This DNA of this movie reminds you of undercover thrillers like Serpico, French Connection, Donnie Brasco, and Tarantino’s Reservoir Dogs. The stress and the prominence crocheted by director Andrew Lau and Alan Mak is more on uncertainty, the cat-and-mouse of maneuvering the enemy and the suspicion of not knowing who the enemy is and this internal game is chockfull of vivacious excitements, sometimes lows and sometimes the highs with grandstanding spectacle and gritty with two great action leads in Tony Leung with his leathers and moustache and that elusive smile mostly inspired from the French actor Alain Delon (Le Samourai and Le Cercle Rouge). His co-star Andy Lau is a popular martial artist and undoubtedly the face of Hong Kong’s biggest action star is amazingly sharp and stern.
So are they and all of that was yesterday.
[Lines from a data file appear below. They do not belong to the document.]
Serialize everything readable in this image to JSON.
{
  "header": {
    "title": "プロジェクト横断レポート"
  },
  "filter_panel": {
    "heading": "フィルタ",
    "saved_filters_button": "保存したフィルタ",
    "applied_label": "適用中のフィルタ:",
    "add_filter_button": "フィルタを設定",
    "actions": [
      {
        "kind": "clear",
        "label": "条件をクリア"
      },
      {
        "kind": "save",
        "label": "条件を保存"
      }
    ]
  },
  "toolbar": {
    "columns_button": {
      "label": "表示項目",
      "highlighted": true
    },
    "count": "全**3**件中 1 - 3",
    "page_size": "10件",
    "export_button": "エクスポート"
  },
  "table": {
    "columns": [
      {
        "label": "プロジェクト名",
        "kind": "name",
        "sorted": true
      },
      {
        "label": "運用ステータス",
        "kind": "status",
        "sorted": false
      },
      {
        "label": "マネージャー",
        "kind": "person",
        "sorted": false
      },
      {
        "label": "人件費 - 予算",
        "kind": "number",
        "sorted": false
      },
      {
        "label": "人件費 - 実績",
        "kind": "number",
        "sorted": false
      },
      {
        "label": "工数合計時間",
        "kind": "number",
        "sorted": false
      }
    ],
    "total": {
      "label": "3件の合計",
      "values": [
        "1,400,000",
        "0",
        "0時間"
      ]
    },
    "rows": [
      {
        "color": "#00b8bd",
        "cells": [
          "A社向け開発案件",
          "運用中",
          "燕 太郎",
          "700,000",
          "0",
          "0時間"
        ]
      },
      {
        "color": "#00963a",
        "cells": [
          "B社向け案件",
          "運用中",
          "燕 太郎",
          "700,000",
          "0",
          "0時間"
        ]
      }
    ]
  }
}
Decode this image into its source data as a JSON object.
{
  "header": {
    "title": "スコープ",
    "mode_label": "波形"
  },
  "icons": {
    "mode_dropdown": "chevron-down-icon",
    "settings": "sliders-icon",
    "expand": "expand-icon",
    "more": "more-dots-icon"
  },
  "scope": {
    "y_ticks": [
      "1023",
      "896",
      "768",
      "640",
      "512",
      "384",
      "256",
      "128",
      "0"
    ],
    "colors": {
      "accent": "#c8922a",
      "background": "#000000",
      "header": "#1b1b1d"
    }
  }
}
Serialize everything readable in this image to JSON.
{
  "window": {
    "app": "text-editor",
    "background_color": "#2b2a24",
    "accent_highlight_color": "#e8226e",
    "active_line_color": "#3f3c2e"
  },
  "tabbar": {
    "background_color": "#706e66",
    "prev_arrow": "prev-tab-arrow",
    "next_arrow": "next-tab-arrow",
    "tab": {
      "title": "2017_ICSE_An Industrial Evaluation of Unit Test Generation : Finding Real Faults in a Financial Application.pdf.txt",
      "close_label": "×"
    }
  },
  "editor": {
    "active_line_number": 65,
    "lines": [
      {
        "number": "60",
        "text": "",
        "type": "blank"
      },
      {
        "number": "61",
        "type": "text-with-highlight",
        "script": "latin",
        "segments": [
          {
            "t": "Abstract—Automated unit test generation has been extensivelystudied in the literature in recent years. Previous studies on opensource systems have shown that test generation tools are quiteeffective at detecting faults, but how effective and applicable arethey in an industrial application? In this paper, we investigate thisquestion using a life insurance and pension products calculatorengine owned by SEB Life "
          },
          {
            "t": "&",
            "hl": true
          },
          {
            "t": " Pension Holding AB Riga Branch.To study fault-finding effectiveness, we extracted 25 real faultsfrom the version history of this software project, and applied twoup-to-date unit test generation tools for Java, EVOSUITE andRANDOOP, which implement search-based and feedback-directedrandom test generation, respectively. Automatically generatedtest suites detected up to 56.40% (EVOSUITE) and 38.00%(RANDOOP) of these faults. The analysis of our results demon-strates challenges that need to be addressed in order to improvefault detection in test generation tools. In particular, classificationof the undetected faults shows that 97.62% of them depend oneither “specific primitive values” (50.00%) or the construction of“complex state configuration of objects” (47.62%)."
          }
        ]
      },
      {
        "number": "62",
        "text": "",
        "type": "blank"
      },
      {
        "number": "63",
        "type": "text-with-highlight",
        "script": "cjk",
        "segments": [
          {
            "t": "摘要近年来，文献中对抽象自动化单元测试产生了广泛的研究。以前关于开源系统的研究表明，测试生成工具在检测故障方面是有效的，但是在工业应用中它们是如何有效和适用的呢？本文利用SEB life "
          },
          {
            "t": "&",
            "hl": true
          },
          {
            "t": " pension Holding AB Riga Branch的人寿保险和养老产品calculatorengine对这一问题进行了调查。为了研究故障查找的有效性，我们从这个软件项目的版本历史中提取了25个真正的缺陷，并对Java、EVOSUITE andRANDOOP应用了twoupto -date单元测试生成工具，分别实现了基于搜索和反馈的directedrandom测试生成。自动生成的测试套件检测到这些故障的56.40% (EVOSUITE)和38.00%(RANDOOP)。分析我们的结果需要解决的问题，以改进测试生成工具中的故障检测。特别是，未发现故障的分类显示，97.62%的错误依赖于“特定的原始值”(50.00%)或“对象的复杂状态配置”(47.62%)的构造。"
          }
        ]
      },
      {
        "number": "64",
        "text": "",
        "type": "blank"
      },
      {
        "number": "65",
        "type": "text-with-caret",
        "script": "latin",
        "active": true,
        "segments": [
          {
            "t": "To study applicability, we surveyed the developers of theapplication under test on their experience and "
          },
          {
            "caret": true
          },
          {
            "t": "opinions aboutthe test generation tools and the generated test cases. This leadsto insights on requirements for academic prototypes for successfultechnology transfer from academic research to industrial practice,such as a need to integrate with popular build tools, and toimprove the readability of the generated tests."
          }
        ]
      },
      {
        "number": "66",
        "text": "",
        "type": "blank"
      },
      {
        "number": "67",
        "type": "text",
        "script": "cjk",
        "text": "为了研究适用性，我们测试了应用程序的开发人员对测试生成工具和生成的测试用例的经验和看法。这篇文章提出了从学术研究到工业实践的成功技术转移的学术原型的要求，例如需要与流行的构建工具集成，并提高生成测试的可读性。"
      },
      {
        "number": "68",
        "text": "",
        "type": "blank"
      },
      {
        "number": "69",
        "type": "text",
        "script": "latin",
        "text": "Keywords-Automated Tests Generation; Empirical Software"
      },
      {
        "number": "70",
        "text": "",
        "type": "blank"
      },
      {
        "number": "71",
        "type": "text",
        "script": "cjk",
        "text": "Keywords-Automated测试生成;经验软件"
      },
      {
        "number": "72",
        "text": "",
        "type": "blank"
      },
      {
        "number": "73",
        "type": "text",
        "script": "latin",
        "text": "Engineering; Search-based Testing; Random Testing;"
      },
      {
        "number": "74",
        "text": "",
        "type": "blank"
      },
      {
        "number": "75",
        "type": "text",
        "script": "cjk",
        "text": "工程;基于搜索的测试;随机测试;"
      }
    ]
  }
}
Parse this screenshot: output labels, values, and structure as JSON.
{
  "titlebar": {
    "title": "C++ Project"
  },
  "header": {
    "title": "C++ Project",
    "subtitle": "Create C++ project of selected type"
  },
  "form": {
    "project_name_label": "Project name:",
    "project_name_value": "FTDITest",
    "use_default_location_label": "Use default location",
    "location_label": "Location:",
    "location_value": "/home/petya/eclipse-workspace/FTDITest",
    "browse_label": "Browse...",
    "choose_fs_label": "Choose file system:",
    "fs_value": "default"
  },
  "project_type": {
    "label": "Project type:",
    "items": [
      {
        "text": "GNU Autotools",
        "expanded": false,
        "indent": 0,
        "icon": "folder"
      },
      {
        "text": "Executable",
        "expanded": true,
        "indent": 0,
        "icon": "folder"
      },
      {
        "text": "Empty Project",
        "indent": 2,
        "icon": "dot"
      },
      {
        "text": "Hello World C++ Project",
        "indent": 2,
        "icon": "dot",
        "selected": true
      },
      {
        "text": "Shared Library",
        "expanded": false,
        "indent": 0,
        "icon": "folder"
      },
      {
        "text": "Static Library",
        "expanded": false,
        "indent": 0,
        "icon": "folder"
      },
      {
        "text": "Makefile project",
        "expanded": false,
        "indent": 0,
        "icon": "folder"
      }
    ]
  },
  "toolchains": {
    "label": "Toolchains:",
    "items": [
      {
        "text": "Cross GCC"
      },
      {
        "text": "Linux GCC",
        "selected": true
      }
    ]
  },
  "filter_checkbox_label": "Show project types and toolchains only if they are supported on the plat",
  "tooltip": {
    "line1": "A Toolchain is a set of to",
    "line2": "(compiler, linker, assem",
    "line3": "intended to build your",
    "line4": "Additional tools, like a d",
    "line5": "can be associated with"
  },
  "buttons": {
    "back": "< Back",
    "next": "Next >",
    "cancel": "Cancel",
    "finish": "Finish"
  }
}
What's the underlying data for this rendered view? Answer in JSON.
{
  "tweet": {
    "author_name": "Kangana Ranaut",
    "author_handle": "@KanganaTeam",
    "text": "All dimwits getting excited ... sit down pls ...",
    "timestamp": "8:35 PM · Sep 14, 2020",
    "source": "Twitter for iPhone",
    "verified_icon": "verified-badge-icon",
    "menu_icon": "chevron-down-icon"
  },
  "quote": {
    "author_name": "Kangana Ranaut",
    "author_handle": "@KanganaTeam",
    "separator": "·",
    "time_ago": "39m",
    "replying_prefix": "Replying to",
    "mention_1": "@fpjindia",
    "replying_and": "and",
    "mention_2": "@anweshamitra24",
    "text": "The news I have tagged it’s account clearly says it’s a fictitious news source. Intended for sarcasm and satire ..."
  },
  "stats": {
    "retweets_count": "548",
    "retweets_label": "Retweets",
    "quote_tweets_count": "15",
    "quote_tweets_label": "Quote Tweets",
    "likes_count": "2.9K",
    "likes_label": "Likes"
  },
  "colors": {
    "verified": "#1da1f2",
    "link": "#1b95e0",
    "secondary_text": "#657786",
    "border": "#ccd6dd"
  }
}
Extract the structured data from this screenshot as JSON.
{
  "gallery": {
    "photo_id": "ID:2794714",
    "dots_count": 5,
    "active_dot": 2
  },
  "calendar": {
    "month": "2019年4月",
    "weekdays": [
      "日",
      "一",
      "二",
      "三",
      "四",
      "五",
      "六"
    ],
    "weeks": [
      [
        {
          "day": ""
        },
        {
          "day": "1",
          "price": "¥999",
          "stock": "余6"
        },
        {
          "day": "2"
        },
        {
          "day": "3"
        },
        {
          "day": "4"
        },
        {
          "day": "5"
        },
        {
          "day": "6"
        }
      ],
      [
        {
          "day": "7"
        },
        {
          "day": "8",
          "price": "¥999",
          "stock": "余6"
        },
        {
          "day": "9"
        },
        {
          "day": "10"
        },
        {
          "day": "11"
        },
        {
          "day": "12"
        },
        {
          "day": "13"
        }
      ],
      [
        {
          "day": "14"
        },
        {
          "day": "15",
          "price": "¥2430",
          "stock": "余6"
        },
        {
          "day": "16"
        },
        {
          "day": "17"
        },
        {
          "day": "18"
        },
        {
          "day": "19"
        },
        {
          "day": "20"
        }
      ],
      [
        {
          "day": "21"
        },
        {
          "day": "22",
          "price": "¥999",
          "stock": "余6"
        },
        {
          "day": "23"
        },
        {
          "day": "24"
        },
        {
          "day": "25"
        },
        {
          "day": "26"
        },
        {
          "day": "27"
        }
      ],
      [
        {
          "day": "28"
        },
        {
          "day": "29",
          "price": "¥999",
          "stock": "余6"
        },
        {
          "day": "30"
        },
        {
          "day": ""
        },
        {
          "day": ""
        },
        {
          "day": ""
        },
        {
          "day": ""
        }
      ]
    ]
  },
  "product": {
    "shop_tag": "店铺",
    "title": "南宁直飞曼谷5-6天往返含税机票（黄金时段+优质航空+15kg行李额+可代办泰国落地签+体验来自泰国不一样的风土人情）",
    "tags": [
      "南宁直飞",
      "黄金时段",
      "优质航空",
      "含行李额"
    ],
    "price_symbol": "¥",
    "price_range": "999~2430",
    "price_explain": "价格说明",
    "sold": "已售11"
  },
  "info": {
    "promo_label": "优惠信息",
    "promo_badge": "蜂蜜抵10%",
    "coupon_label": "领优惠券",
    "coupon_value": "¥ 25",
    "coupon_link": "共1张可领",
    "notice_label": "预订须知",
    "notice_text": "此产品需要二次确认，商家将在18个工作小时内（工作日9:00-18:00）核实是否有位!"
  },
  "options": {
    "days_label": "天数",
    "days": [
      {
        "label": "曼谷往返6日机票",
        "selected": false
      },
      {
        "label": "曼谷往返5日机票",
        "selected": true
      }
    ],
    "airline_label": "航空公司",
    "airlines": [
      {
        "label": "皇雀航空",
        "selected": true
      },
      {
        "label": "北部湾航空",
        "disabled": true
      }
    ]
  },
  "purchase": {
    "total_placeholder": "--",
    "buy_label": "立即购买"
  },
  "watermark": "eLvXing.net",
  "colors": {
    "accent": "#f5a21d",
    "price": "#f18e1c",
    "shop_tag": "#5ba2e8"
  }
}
As of now it’s the most amusing de rigueur cop movie traditions ever made for years
- Directed by Andrew Lau & Alan Mak
- Produced by Andrew Lau
- Written by Alan Mak & Felix Chong
- Casting: Andy Lau & Tony Leung
- Music by Chan Kwong-wing
- Cinematography by Andrew Lau & Lai Yiu-fai
- Editing by Danny Pang & Curran Pang
- Studio: Media Asia Films & Basic Pictures
- Distributed by Media Asia Distribution & Miramax (U.S.)
- Release dates: 12 December 2002
- Run time of 101 minutes
- Country: Hong Kong
- Language: Cantonese/ Chinese